#### EXERCISE
In the records below, count every line that contains the word "value" and report only the total.

** GIVEN DATA follows **

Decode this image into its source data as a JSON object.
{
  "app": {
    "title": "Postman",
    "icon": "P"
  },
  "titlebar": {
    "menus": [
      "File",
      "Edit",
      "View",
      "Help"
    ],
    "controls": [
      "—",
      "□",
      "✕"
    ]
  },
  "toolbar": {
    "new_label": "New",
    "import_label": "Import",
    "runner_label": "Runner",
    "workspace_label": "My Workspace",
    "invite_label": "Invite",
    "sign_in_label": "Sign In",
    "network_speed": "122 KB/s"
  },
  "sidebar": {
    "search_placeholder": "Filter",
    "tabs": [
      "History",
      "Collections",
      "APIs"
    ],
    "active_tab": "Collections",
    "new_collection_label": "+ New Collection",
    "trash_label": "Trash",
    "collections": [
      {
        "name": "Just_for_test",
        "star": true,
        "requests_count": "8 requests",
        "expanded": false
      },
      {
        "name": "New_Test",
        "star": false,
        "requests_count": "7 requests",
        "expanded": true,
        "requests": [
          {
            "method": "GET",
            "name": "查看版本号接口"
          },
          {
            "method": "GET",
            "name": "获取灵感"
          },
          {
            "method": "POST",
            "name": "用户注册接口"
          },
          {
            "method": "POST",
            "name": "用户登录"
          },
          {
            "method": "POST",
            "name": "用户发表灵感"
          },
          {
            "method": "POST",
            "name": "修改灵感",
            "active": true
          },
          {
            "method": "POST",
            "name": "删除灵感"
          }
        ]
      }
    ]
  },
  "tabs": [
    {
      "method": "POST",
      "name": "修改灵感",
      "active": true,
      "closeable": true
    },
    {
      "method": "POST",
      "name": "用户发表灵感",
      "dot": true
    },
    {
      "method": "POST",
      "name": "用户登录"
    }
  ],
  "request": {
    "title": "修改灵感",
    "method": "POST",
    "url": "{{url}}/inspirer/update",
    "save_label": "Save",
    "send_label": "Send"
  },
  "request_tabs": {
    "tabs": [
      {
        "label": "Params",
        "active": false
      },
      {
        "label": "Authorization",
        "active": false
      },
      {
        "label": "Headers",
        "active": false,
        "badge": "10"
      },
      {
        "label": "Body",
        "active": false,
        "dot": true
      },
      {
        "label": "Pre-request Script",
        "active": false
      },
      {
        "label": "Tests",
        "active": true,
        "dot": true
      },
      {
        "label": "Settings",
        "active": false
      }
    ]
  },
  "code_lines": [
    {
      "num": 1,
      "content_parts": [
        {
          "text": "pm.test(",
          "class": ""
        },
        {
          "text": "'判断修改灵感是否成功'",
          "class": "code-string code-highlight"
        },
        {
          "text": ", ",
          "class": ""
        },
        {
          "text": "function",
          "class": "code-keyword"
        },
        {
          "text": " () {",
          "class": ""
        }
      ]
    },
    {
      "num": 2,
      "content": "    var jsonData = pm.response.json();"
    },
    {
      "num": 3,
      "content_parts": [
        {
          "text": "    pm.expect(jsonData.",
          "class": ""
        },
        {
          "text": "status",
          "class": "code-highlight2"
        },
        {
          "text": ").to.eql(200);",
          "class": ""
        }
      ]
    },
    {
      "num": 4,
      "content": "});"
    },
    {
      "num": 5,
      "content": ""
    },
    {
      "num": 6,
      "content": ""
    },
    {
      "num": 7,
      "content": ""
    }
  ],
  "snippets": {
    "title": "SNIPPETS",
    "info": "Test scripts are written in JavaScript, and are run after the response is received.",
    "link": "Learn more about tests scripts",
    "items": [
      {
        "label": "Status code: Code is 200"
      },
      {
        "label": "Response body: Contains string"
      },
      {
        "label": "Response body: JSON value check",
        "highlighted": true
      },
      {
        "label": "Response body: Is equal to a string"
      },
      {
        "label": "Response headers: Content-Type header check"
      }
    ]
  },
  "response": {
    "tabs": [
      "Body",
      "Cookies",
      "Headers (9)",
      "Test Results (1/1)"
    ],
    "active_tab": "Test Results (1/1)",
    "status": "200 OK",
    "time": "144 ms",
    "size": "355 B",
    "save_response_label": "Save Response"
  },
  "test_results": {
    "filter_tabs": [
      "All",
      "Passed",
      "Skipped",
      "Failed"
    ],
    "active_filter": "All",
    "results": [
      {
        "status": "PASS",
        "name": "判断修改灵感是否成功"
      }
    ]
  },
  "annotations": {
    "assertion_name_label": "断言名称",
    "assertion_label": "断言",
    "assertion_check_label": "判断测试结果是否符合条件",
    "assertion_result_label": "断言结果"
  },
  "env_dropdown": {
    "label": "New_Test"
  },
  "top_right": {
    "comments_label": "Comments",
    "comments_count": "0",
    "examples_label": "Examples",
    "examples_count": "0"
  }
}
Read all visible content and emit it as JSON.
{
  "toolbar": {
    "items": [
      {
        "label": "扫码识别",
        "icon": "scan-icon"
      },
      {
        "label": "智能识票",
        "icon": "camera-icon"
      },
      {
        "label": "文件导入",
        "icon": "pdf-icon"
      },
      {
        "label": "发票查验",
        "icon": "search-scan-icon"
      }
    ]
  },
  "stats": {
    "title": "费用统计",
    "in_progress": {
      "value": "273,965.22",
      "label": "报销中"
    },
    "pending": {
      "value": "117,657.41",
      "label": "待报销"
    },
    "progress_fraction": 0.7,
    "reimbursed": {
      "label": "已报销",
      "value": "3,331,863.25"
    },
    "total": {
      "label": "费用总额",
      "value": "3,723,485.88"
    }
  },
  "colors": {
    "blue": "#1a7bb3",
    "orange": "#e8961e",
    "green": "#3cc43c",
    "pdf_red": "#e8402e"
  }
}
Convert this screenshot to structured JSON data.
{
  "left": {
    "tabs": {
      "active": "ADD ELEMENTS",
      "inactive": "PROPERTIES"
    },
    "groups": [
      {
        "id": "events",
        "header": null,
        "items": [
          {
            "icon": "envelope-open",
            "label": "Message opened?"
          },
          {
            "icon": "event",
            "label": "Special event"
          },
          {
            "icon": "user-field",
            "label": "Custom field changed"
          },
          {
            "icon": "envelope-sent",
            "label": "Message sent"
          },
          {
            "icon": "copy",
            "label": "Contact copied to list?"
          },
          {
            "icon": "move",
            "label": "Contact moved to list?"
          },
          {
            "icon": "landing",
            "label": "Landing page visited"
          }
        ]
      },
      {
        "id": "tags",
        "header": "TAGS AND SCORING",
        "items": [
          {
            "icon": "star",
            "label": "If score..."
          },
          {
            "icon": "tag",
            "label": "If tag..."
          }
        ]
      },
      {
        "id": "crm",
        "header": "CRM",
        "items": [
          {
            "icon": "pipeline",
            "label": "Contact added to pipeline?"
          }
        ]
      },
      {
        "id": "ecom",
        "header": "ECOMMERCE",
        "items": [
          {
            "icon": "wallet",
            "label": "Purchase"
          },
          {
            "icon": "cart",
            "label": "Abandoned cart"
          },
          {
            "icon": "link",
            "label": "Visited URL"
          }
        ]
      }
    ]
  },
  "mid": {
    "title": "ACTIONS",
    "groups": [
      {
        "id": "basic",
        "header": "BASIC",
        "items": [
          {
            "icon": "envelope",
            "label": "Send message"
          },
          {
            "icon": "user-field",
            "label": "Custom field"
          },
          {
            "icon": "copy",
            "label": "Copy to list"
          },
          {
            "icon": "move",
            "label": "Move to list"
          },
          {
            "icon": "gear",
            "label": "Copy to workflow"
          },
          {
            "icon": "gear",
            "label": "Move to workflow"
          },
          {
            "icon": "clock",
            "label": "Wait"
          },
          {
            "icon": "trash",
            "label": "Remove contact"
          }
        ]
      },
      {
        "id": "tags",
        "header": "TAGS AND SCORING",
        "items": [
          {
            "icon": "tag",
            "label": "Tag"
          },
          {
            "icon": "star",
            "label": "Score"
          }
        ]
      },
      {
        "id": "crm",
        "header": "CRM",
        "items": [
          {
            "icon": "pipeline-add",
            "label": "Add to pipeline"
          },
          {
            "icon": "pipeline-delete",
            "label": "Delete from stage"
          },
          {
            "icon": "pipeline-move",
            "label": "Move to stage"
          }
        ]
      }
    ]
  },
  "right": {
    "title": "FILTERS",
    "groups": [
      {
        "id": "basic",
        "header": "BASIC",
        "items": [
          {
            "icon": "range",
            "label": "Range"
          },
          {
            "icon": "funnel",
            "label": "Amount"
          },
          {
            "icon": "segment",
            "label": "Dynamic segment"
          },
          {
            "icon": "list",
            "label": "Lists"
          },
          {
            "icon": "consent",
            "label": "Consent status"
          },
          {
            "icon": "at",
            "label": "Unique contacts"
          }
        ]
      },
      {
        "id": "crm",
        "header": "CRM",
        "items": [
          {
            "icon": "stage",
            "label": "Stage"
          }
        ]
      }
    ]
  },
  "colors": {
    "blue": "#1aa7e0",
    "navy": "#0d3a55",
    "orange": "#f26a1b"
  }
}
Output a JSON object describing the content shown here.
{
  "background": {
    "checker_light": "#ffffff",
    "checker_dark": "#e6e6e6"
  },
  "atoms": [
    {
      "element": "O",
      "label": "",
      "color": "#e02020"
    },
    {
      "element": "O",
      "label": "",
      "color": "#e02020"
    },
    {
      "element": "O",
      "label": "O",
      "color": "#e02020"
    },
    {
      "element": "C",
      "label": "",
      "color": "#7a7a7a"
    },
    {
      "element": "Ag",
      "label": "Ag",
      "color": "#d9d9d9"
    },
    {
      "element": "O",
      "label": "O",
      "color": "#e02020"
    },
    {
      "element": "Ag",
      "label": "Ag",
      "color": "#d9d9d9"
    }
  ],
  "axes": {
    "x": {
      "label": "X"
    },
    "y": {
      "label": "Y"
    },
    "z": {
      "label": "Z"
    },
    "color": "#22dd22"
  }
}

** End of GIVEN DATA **

#### RESULT
5